◆ TASK BRIEF:
Gather every line from the entries below that includes "swatch".

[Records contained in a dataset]
= Beginning of Section =

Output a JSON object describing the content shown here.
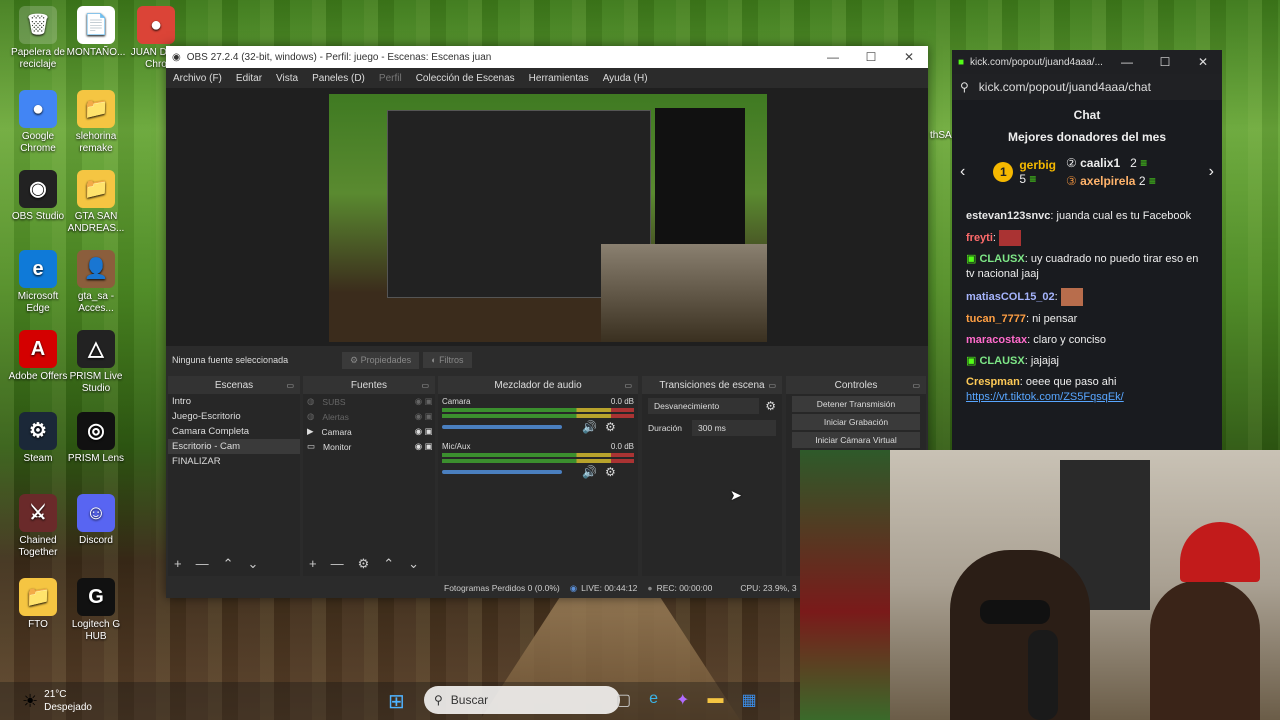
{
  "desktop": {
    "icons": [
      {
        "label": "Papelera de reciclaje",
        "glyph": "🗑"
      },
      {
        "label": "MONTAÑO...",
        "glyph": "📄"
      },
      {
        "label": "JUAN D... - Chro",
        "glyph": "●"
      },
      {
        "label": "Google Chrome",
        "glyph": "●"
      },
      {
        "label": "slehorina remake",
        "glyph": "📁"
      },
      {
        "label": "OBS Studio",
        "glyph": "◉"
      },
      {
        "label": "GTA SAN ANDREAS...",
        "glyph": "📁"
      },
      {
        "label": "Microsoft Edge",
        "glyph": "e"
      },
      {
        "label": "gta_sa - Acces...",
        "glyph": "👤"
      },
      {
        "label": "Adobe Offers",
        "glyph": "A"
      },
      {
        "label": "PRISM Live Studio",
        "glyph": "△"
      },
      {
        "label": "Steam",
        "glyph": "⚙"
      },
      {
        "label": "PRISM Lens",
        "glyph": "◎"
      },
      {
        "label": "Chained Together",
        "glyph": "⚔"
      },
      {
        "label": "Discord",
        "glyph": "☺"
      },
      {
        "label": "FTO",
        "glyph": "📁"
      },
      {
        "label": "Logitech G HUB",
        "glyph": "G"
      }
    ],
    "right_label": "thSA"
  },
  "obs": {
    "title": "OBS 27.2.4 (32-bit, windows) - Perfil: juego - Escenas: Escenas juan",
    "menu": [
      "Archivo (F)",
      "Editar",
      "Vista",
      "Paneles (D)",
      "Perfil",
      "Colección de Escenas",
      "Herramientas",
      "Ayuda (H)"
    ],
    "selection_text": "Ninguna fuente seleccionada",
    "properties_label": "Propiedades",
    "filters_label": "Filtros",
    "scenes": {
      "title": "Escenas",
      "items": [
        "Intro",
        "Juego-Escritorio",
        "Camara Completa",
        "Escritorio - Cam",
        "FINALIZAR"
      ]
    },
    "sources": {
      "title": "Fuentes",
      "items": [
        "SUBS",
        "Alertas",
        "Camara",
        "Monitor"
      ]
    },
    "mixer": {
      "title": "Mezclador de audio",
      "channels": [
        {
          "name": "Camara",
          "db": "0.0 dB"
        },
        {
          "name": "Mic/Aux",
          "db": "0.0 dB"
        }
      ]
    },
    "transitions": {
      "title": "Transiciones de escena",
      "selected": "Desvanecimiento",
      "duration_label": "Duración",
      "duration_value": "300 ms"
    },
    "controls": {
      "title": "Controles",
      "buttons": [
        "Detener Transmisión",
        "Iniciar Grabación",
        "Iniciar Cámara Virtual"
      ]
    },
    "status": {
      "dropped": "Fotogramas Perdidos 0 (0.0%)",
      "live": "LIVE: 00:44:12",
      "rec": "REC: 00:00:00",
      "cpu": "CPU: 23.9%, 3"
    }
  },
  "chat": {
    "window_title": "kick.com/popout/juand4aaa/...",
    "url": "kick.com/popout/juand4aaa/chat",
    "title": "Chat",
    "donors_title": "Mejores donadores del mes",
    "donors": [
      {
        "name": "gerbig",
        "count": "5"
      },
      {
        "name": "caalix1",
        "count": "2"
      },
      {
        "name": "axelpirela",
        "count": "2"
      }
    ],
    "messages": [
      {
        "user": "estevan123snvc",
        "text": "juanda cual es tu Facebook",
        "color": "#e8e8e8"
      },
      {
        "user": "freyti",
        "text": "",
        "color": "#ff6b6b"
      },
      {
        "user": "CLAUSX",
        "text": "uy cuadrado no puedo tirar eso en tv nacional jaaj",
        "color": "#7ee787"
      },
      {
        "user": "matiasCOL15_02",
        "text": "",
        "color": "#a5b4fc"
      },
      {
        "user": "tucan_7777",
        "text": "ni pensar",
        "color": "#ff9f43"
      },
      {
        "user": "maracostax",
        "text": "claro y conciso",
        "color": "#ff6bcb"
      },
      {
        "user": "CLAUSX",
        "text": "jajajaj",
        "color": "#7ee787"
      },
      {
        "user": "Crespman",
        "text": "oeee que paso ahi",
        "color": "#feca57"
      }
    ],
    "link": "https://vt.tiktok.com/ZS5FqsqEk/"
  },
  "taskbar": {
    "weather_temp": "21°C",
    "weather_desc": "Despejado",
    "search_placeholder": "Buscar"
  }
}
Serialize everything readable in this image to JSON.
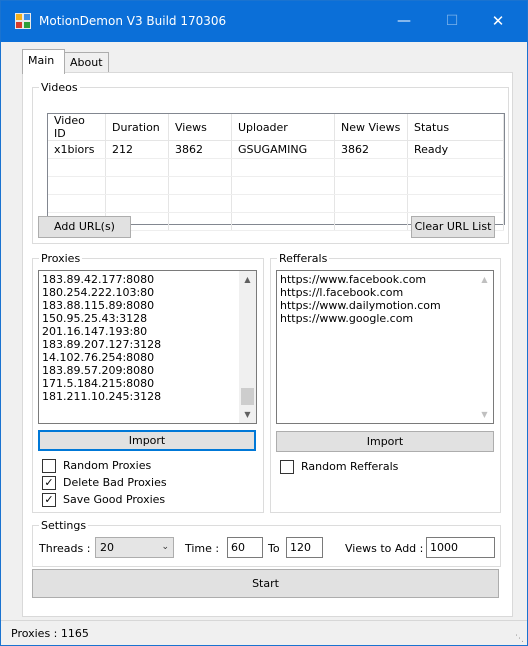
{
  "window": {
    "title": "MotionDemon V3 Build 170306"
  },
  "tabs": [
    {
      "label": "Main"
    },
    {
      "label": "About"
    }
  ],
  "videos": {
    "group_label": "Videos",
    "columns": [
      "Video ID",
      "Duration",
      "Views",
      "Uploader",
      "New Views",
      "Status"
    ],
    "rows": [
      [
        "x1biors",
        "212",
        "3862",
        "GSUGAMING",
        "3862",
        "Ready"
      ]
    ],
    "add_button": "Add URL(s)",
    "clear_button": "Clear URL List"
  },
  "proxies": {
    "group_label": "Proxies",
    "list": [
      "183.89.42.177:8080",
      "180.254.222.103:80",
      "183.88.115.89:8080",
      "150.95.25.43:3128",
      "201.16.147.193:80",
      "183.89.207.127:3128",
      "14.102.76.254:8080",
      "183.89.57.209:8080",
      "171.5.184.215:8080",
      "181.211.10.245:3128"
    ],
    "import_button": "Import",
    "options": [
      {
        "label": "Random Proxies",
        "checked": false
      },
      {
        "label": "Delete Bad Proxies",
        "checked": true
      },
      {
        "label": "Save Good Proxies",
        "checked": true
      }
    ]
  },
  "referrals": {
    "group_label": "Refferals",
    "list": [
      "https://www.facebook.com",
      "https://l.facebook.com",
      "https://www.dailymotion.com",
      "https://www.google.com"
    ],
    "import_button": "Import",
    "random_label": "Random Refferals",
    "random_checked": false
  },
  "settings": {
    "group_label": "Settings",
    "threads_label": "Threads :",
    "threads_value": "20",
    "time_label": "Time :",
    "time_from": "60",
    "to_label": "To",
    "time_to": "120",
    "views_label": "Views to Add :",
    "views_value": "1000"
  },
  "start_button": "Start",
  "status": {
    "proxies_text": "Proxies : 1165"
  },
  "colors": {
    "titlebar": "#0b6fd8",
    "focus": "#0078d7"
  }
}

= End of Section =
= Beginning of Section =

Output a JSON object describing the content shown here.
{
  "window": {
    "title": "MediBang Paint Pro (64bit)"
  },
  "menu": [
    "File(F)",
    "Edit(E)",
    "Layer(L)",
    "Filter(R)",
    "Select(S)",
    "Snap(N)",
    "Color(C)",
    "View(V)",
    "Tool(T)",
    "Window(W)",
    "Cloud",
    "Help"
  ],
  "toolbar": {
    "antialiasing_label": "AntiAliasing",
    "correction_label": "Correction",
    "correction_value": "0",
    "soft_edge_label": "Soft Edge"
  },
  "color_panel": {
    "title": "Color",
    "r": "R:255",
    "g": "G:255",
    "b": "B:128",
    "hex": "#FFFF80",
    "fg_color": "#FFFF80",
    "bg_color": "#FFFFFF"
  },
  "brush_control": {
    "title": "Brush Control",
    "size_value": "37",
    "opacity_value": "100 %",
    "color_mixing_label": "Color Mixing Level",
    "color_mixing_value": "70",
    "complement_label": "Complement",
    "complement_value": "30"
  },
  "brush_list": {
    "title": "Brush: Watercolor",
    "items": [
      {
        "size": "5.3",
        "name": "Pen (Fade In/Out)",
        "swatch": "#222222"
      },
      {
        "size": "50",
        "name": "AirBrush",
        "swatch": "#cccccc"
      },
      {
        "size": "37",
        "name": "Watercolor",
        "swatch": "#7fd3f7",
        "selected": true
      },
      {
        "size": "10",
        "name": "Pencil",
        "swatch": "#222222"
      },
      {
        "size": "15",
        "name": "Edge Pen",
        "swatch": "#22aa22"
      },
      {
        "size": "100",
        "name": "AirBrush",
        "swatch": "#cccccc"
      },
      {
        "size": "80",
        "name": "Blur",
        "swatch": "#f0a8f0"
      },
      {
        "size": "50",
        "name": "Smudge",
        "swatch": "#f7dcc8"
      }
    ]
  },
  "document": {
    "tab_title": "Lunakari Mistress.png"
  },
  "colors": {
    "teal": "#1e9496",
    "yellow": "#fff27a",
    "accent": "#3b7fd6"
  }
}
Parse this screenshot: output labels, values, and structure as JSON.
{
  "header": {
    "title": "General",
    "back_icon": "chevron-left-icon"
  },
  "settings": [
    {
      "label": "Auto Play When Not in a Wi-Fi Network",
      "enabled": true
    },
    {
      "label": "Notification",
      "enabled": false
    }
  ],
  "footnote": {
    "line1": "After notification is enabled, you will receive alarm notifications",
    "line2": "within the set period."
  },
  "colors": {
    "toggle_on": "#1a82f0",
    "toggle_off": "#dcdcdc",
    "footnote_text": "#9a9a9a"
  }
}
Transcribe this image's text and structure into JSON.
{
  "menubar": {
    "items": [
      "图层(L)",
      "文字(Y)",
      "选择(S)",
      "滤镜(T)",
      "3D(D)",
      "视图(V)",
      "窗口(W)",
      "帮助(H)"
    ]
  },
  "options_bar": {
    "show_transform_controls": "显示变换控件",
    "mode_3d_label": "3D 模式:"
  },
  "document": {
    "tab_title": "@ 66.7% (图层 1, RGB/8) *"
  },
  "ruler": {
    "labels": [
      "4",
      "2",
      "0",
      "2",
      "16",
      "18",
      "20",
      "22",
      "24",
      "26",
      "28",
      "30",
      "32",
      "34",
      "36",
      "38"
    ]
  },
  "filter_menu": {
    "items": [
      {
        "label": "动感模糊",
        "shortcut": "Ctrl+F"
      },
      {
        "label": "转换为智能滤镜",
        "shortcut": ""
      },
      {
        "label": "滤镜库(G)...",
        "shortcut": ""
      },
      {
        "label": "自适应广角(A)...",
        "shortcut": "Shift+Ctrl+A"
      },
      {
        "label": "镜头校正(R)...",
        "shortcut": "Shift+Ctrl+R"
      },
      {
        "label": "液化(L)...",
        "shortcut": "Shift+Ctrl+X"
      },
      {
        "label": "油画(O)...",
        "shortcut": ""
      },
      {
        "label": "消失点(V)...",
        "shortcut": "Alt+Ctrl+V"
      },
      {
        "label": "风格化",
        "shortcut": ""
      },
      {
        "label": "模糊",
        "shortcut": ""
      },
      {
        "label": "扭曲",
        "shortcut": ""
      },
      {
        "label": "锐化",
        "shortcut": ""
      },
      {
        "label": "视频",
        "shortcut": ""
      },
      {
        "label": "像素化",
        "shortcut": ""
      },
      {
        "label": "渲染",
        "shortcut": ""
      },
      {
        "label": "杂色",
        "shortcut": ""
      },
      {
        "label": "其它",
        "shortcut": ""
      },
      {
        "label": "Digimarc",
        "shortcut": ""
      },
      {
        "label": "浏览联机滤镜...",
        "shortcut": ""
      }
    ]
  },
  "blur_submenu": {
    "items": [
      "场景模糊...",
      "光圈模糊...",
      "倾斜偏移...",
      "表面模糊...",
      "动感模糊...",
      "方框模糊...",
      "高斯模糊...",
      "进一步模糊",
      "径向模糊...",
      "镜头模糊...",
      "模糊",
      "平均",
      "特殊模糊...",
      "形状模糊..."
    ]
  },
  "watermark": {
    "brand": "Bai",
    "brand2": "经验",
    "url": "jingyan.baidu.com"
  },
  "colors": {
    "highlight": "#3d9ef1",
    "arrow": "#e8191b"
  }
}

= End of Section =

◆ TASK ANSWER:
        "swatch": "#222222"
        "swatch": "#cccccc"
        "swatch": "#7fd3f7",
        "swatch": "#222222"
        "swatch": "#22aa22"
        "swatch": "#cccccc"
        "swatch": "#f0a8f0"
        "swatch": "#f7dcc8"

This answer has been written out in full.